THE TASK -> Check each line below for the word "微生物的定义", and copy those that have it.

(Dataset rows describing interfaces)
* * * * * * * * *

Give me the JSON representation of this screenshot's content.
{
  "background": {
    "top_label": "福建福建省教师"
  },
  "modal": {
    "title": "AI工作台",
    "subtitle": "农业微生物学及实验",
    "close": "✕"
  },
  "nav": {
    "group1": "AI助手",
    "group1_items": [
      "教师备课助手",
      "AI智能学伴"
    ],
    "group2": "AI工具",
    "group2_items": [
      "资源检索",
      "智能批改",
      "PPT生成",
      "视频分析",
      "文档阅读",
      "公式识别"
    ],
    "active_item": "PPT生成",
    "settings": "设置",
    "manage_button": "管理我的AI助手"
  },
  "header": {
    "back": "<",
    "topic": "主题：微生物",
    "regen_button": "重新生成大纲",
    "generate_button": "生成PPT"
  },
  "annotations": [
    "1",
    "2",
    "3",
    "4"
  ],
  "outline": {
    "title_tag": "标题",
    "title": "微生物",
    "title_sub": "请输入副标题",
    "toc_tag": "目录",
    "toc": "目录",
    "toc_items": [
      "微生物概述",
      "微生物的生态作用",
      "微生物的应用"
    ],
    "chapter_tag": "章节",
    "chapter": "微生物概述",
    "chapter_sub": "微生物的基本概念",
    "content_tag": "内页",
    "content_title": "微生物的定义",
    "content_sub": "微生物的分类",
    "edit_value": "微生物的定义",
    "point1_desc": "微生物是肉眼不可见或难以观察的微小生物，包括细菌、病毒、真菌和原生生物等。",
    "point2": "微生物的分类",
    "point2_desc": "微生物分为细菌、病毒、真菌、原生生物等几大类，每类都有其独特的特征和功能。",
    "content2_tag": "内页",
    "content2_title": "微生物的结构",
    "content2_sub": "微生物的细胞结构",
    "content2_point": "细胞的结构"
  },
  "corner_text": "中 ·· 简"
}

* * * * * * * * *

PROBLEM SOLUTION ->
    "content_title": "微生物的定义",
    "edit_value": "微生物的定义",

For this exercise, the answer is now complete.